*** AVAILABLE DATA ***

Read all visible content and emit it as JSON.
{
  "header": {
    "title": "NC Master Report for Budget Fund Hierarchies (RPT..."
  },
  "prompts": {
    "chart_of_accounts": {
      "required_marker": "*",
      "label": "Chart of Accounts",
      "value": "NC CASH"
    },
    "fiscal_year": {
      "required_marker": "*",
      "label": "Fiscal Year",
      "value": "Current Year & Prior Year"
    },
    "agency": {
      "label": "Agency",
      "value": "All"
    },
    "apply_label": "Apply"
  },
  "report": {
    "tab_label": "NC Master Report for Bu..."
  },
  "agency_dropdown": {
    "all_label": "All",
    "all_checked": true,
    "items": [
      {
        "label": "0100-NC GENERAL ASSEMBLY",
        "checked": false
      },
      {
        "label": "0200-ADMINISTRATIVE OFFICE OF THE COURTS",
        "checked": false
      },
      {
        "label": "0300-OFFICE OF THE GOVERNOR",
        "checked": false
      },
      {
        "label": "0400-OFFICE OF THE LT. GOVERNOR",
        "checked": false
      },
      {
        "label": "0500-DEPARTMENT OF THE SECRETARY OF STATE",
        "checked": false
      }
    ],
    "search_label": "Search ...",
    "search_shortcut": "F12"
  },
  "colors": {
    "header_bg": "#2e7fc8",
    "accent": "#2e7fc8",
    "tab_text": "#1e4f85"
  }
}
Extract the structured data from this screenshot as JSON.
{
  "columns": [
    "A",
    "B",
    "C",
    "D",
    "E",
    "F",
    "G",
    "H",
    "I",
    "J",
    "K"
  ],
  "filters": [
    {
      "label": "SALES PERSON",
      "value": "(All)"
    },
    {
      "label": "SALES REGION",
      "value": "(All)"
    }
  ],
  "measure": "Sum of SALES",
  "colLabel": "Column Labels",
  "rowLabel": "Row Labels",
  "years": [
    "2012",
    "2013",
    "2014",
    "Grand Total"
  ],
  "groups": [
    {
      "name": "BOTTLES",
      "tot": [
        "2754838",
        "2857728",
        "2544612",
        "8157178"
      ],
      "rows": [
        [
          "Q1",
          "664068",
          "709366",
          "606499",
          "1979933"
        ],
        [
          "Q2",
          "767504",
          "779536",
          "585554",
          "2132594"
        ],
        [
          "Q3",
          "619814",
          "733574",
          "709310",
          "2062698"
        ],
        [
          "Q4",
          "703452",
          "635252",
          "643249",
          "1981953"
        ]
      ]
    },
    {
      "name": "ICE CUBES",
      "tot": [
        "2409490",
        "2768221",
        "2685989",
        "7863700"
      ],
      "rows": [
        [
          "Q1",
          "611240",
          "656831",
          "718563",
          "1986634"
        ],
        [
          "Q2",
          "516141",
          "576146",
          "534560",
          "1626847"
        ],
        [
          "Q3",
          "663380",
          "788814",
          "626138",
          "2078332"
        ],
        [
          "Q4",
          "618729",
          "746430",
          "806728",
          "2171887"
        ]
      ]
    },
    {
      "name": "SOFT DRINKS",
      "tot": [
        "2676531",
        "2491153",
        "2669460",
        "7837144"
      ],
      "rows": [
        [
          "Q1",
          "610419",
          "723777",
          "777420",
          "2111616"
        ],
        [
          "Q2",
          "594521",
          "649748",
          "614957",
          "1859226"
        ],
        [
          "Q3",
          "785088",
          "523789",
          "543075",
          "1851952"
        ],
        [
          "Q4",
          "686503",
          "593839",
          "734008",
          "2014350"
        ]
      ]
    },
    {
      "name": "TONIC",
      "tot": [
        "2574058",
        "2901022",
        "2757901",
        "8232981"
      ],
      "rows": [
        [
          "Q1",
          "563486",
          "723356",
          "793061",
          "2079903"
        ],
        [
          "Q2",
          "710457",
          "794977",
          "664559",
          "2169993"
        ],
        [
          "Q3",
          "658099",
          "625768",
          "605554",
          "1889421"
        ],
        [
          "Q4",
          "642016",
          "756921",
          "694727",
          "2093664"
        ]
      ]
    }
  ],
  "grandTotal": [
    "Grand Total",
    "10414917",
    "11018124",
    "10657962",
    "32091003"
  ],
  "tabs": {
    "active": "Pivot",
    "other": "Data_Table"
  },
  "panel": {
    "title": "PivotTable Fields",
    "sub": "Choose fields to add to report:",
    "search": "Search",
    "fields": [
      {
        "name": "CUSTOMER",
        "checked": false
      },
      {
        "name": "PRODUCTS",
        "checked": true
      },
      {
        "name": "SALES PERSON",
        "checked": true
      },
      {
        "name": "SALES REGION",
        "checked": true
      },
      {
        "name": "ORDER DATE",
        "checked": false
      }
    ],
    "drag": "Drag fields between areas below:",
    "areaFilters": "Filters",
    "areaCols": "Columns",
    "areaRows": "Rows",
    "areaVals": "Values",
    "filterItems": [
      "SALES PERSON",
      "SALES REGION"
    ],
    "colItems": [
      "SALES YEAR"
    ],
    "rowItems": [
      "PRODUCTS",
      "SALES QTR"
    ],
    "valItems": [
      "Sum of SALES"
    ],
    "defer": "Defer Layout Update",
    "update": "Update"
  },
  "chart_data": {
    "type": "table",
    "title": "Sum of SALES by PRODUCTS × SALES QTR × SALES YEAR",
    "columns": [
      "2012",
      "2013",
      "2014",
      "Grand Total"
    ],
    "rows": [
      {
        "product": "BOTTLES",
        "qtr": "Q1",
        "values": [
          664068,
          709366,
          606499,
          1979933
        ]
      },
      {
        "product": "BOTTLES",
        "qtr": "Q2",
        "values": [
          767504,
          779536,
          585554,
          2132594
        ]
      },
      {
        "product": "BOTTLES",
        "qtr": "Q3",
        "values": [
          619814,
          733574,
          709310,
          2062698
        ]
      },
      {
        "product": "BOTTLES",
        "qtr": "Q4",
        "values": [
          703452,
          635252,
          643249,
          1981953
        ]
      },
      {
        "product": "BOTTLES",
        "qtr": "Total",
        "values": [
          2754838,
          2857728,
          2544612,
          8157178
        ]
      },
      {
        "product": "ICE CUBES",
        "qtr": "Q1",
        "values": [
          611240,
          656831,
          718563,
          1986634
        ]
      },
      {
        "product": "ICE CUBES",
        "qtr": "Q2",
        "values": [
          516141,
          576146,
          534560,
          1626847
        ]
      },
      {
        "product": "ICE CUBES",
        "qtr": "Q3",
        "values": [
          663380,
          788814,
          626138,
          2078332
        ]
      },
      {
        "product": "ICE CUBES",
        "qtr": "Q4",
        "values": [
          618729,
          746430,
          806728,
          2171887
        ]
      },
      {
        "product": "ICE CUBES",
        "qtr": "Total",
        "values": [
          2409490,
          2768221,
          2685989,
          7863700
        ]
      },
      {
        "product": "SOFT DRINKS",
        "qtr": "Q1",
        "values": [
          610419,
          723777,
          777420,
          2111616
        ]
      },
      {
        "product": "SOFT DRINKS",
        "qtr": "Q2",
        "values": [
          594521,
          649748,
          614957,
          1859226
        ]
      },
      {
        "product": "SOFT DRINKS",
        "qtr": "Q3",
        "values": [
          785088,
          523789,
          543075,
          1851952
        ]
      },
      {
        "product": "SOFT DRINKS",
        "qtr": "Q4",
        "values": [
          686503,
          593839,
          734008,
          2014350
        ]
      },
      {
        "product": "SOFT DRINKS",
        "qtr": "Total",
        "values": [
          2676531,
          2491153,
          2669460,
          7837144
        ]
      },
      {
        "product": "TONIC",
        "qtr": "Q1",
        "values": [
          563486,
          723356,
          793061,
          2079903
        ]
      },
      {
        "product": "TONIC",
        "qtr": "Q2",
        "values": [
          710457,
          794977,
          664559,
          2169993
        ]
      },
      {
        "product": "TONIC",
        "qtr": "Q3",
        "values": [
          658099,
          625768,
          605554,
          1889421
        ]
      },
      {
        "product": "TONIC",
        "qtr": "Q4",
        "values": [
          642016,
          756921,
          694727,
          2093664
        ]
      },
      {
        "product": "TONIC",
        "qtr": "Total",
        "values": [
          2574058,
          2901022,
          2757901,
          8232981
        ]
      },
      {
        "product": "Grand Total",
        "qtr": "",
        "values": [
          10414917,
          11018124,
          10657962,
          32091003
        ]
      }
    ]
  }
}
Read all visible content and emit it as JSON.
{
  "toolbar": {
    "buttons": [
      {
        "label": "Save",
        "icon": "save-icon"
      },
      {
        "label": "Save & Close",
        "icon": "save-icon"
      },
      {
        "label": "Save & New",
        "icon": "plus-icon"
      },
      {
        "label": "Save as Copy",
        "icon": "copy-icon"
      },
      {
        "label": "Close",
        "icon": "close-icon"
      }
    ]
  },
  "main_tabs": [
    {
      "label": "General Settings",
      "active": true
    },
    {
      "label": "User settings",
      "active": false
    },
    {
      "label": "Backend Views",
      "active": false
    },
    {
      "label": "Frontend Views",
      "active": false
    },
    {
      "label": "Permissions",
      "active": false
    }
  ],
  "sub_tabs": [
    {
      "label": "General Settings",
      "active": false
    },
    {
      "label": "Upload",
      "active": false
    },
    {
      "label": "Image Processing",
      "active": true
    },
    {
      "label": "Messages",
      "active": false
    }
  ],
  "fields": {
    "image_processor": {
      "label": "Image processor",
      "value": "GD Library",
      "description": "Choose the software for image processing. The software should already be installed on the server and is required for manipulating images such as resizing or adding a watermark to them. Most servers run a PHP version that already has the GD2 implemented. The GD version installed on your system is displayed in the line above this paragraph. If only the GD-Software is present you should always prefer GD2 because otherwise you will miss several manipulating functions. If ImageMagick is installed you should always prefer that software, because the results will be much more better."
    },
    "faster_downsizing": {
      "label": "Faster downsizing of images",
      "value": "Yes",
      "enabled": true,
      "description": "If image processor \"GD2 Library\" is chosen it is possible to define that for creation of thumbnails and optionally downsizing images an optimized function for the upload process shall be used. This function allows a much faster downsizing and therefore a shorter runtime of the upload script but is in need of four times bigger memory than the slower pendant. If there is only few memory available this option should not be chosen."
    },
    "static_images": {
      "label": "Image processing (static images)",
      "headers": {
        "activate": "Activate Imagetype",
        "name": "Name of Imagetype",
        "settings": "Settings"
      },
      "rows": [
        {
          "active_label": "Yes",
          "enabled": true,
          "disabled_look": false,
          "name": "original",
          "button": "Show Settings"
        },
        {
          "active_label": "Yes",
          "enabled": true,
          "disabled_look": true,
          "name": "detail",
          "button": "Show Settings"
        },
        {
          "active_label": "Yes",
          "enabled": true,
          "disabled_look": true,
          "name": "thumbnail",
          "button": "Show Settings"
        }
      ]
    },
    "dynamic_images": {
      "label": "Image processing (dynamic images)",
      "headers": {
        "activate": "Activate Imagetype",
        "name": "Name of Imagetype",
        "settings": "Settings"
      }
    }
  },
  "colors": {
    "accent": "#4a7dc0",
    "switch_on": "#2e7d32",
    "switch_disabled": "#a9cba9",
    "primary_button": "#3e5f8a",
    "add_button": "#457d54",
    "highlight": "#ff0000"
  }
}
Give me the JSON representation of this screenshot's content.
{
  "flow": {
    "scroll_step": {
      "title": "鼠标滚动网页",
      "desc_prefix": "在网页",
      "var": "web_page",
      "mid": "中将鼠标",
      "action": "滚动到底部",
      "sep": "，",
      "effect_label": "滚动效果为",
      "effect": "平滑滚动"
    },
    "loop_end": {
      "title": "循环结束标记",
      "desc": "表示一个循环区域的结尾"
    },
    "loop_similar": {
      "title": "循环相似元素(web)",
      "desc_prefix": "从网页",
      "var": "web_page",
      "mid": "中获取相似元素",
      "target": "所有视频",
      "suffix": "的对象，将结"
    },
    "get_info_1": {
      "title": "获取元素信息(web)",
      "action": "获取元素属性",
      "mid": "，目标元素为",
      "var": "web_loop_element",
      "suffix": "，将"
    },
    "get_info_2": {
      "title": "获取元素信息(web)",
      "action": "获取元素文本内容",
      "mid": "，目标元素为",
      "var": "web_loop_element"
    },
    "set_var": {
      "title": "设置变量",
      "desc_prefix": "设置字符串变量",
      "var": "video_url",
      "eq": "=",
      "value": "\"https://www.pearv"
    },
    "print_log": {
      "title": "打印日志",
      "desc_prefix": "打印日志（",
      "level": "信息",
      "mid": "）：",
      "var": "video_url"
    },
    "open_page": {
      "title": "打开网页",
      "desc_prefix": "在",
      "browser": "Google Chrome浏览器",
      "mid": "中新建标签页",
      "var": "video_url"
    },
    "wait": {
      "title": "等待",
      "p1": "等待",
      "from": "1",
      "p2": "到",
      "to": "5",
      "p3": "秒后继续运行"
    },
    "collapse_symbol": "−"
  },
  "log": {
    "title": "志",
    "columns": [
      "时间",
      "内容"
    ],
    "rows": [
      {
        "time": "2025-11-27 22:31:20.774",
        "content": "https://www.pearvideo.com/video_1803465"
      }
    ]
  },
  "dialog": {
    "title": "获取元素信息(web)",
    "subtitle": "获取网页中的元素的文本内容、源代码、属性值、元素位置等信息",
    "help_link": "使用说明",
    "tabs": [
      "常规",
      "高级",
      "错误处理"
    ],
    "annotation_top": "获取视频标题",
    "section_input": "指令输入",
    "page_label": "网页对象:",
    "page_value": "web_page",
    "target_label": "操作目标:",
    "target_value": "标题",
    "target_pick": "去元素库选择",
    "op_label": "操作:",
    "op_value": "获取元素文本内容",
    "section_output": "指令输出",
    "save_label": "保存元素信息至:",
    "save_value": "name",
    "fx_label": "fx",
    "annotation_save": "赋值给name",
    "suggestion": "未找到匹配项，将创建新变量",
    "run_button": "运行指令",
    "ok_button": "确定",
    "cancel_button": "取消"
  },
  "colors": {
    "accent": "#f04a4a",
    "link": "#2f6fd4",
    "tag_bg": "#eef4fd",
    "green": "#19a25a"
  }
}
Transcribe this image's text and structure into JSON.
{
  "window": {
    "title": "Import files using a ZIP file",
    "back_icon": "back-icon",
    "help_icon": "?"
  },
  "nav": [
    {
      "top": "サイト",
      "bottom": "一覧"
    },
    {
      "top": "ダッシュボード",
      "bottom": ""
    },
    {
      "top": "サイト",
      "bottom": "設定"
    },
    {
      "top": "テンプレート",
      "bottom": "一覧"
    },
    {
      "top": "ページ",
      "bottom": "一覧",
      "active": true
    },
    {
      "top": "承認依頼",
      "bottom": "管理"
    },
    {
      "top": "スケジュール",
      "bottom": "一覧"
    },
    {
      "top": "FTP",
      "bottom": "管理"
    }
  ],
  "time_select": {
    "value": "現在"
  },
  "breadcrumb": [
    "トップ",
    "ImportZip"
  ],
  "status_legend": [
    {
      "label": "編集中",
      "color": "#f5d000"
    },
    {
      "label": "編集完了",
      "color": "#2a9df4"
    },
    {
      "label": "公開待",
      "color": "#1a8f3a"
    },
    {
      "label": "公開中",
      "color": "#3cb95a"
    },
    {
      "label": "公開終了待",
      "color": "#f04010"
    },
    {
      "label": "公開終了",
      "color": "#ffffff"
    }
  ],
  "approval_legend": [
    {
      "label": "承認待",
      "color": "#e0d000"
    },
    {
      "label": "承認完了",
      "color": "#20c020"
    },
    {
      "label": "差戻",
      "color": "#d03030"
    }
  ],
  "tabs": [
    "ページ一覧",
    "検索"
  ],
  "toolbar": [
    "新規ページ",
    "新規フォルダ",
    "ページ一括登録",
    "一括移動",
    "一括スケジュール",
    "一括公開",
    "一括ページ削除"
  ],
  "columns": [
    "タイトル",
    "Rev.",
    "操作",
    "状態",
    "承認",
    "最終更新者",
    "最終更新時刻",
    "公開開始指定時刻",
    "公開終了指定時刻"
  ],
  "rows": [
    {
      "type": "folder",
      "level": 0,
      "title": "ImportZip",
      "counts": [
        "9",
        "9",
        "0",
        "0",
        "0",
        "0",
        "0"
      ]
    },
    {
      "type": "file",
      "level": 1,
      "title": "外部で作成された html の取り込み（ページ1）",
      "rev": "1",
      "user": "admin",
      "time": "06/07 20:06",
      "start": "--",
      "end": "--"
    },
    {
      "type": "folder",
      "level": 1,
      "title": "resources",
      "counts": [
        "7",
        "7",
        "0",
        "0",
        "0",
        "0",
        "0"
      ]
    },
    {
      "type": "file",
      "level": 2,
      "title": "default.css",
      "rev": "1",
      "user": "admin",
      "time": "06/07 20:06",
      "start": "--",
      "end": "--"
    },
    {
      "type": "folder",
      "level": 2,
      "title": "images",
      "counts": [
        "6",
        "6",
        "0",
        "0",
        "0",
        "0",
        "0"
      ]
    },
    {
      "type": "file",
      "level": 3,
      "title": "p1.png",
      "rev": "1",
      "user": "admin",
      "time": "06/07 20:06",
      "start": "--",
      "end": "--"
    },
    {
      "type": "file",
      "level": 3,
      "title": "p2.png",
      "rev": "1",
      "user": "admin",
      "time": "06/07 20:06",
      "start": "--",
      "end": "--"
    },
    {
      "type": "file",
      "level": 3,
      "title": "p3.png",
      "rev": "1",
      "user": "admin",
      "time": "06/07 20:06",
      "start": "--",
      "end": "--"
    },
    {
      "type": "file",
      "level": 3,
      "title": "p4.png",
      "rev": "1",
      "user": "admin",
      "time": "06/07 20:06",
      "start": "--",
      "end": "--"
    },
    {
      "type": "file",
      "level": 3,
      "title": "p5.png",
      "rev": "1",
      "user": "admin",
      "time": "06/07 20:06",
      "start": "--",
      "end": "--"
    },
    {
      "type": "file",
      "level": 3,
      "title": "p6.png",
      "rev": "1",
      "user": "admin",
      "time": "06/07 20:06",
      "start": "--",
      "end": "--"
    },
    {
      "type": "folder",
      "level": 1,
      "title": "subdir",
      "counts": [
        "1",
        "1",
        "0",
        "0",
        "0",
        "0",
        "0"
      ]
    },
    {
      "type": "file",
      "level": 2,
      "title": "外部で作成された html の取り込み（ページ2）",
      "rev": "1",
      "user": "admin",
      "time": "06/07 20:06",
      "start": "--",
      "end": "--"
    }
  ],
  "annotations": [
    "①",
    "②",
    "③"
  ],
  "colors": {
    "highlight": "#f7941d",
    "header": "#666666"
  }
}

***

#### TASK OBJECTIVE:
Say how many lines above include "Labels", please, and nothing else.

#### SOLUTION TO THIS EXERCISE:
2